Reed Morano Thank You for Playing co-directors David Osit & Malika Zouhali-Worrall, and Necktie Youth director Sibs Shongwe-La Mer. Moderated by Indiewire’s Eric Kohn.
In early 2013, Reed was invited to become a member of the American Society of Cinematographers, becoming the youngest active member in the ASC and one of only 12 women out of approximately 341 active members in the organization. In 2011, Variety named her one of "10 Cinematographers to Watch”. Reed’s most recent theatrically released features are “The Skeleton Twins”, “And So It Goes”, and “Kill Your Darlings”. Reed lives in Brooklyn, New York with her husband and two children, where she is currently editing her first feature as both director and the DP, “Meadowland”.
David Osit is a documentary film director, editor and composer. His first feature documentary film Building Babel which he directed and shot played at film festivals worldwide, including True/False and DocNYC. David is an alumnus of the Tribeca Film Institute’s All Access Program and the True/False SWAMI program. He received his bachelorʼs degree at the Center for Middle Eastern and North African Studies at the University of Michigan, and studied Refugee Law at the American University of Cairo. David is a recipient of the Anthony Rhodes Vice Presidential Scholarship.
Sibs Shongwe-La Mer
Sibs Shongwe-La Mer is a 22 year-old independent filmmaker, writer, visual artist, curator, TEDtalks alumnus and musician based in Johannesburg, South Africa exercising central activity in Europe. Shongwe-La Mer has focused activity in the production of independent feature films, fine art photography, live/real-time video manipulation and music composition. Shongwe-La Mer began his directorial career in 2011 at the age of 19 in the production of short content and music videos, first directing a series of South African music videos crossing the style and genre spectrums.
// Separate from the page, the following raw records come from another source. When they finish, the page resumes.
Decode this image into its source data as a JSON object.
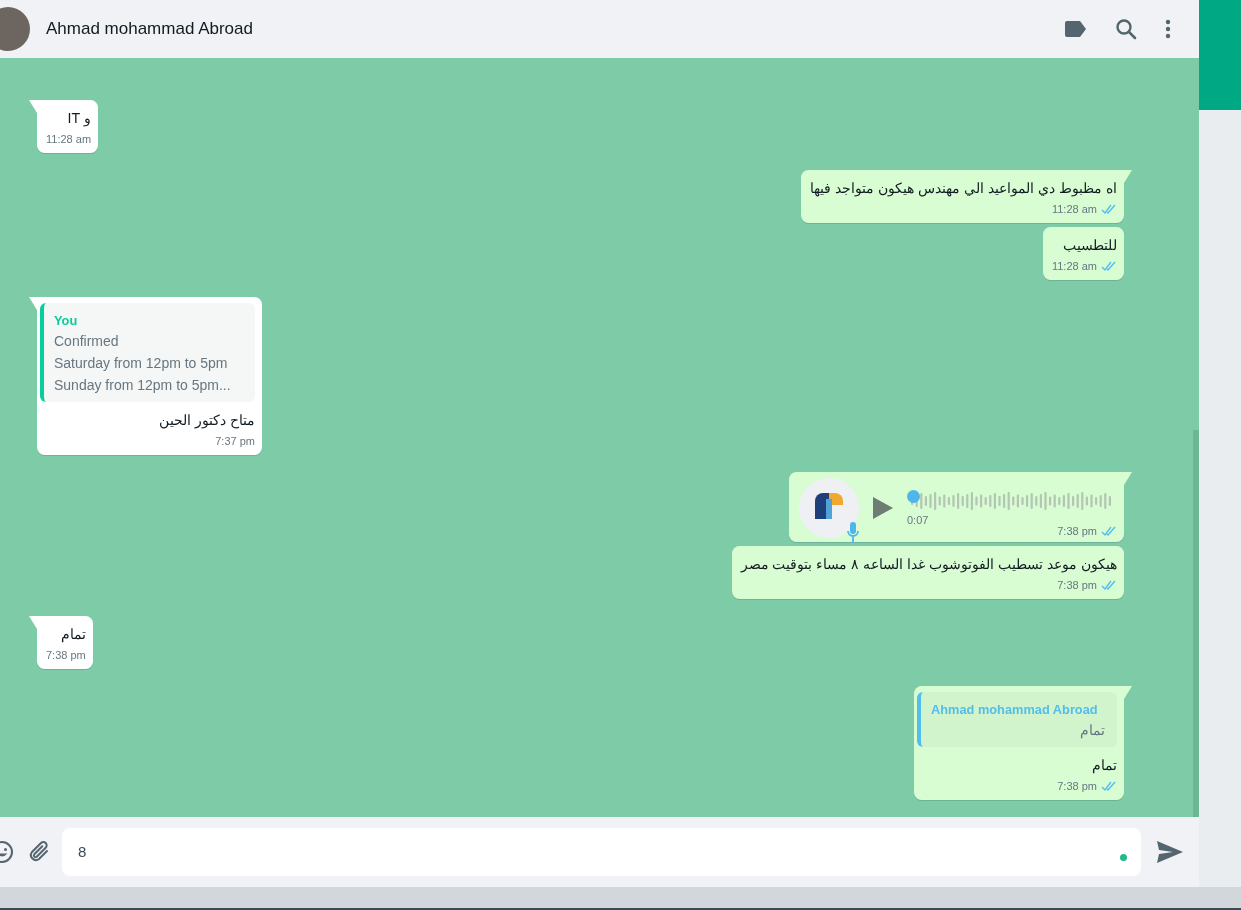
{
  "header": {
    "contact_name": "Ahmad mohammad Abroad"
  },
  "messages": [
    {
      "kind": "text",
      "outgoing": false,
      "tail": true,
      "text": "و IT",
      "time": "11:28 am"
    },
    {
      "kind": "text",
      "outgoing": true,
      "tail": true,
      "text": "اه مظبوط دي المواعيد الي مهندس هيكون متواجد فيها",
      "time": "11:28 am",
      "read": true
    },
    {
      "kind": "text",
      "outgoing": true,
      "tail": false,
      "text": "للتطسيب",
      "time": "11:28 am",
      "read": true
    },
    {
      "kind": "quote",
      "outgoing": false,
      "tail": true,
      "quote_author": "You",
      "quote_lines": [
        "Confirmed",
        "Saturday from 12pm to 5pm",
        "Sunday from 12pm to 5pm..."
      ],
      "text": "متاح دكتور الحين",
      "time": "7:37 pm"
    },
    {
      "kind": "voice",
      "outgoing": true,
      "tail": true,
      "duration": "0:07",
      "level": 0.0,
      "time": "7:38 pm",
      "read": true
    },
    {
      "kind": "text",
      "outgoing": true,
      "tail": false,
      "text": "هيكون موعد تسطيب الفوتوشوب غدا الساعه ٨ مساء بتوقيت مصر",
      "time": "7:38 pm",
      "read": true
    },
    {
      "kind": "text",
      "outgoing": false,
      "tail": true,
      "text": "تمام",
      "time": "7:38 pm"
    },
    {
      "kind": "quote",
      "outgoing": true,
      "tail": true,
      "quote_author": "Ahmad mohammad Abroad",
      "quote_lines": [
        "تمام"
      ],
      "text": "تمام",
      "time": "7:38 pm",
      "read": true
    }
  ],
  "composer": {
    "value": "8"
  }
}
Malika Zouhali-Worrall is an award-winning filmmaker of British/Moroccan origin. She is the co-director and producer of Call Me Kuchu, a documentary which depicts the last year in the life of the first openly gay man in Uganda, David Kato. It won over 18 awards. Her journalism work has been published in The Financial Times, and she has reported for CNN.com from India, Uganda, China, and the U.S. Malika is a graduate of Cambridge University, and holds an M.A. in International Affairs from the Paris Institute of Political Studies. She lives in Brooklyn, NY with her husband, journalist Andy Greenberg.
MODERATED BY ERIC KOHN, the chief film critic and a senior editor for Indiewire as well as the manager of the Criticwire Network. His work has also appeared The New York Times, Cineaste, New York Magazine, Variety, Filmmaker, and several other publications. Born in Texas and raised in Seattle, he holds Bachelors and Masters degrees in cinema studies from NYU. He currently resides in Brooklyn with his girlfriend, two cats, and a flat-screen TV.
Filmmakers have long delighted in exploring human angst on screen, and as an audience, we relish and revel in these stories. But what is the fine line of darkness that you can push boundaries towards before audiences turn away, and why are we so drawn to the anguish of others as an escape from reality? Panelists include Meadowland director